4. Delivery by extension. The fetal head passes out of the birth canal. Its head is tilted backwards so that its forehead leads the way through the vagina.
5. Restitution. The fetal head turns through 45 degrees to restore its normal relationship with the shoulders, which are still at an angle.
6. External rotation. The shoulders repeat the corkscrew movements of the head, which can be seen in the final movements of the fetal head.
These movements are all due to the relationship of the bony head and shoulders of the fetus to the bony ring of the mother's pelvis and are independent of any changes in the maternal soft tissues.
The stages of normal human birth
The latent phase of labour causes confusion with many. Latent phase may last many days and the contractions are an intensification of the Braxton-Hicks contractions that start around 26 weeks gestation. Cervical effacement occurs during the closing weeks of pregnancy and is usually complete or near complete, by the end of latent phase. Cervicaleffacement is the incorporation of the cervix to form the lower segment of the uterus. The muscular portion of the uterus is the upper segment, and is made of non-striated muscle. The lower segment of the uterus has no muscles and is comprised of the cervix itself, which becomes massively stretched and thinned out. This cervical effacement will usually be accomplished fully prior to the onset of labour. The degree of cervical effacement may be felt during a vaginal examination. A 'long' cervix implies that not much has been taken into the lower segment, and vice versa for a 'short' cervix. Latent phase ends with the onset of active first stage; when the cervix is about 3 cm dilated.
Mother and newborn with umbilical cord still attached after a water birth
First stage: contractions
The first stage of labor is an active stage and should not be confused with the latent phase of labor.
The first stage of labor starts classically when the effaced cervix is 3 cm dilated. There is variation in this point as some patients may present a little before this point with active contraction, or later, without regular contractions. The onset of actual labor is defined when the cervix begins to progressively dilate. Rupture of the membranes, or a blood stained 'show' may or may not occur at around this stage.
Uterine muscles form opposing spirals from the top of the upper segment of the uterus to its junction with the lower segment. During effacement, the cervix becomes incorporated into the lower segment. During a contraction, these muscles contract causing shortening of the upper segment and drawing upwards of the lower segment, in a gradual expulsive motion. This draws the cervix up over the baby's head. Full dilatation is reached when the cervix is the size of the baby's head; at around 10 cm dilation for a term baby.
The duration of labour varies widely, but active phase averages some 8 hours for women giving birth to their first child ("primiparae") and 4 hours for women who have already given birth ("multiparae").
Second stage: delivery
This stage begins when the cervix is fully dilated, and ends when the baby is finally delivered. At the beginning of the normal second stage, the head is fully engaged in the pelvis; the widest diameter of the head has successfully passed through the pelvic brim.

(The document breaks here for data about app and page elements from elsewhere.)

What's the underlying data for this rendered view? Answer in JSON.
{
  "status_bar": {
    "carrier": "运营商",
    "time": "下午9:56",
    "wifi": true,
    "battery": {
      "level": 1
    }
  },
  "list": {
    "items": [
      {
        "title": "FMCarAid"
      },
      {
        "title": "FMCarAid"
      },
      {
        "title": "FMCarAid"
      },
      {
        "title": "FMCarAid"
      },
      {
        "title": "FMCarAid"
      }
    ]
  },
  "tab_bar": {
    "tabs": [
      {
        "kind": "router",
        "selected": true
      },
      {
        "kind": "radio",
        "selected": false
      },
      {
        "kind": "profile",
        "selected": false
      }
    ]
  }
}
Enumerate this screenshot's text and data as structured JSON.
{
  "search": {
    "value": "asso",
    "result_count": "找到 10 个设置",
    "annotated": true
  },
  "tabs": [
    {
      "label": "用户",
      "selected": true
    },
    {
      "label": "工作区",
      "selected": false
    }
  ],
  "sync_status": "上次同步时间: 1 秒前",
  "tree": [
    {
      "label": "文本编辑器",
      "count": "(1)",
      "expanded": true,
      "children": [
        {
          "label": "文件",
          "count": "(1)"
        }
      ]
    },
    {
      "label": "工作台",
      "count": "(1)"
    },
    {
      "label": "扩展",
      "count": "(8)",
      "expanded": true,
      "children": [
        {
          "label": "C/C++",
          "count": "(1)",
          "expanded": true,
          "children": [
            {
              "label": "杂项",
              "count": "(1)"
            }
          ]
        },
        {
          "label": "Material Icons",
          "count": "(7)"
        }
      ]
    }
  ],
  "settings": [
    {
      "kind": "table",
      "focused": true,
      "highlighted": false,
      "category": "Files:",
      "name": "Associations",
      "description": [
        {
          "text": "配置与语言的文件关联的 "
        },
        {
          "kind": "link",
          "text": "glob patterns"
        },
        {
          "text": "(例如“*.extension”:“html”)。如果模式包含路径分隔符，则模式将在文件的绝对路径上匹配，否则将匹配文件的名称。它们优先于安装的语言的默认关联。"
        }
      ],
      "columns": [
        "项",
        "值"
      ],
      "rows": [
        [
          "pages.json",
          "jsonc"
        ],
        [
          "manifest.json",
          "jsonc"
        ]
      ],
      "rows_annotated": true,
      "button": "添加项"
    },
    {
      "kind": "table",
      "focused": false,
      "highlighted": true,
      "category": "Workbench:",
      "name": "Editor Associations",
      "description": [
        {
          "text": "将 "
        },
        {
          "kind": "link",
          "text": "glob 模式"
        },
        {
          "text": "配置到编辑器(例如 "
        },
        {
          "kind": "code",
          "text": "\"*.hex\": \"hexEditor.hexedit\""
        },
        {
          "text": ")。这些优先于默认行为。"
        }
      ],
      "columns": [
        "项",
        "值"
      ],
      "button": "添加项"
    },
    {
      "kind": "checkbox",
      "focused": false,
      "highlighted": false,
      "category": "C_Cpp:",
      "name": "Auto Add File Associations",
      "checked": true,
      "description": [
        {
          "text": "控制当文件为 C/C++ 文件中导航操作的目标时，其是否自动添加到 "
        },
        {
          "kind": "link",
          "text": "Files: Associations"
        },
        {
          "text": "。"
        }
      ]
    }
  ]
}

Ideally it has successfully also passed below the interspinous diameter. This is the narrowest part of the pelvis. If these have been accomplished, all that will remain is for the fetal head to pass below the pubic arch and out through the introitus. This is assisted by the additional maternal efforts of "bearing down". The fetal head is seen to 'crown' as the labia part. At this point the woman may feel a burning or stinging sensation.
Delivery of the fetal head signals the successful completion of the fourth mechanism of labour (delivery by extension), and is followed by the fifth and sixth mechanisms (restitution and external rotation).
A newborn baby with umbilical cord ready to be clamped
The second stage of labour will vary to some extent, depending on how successfully the preceding tasks have been accomplished.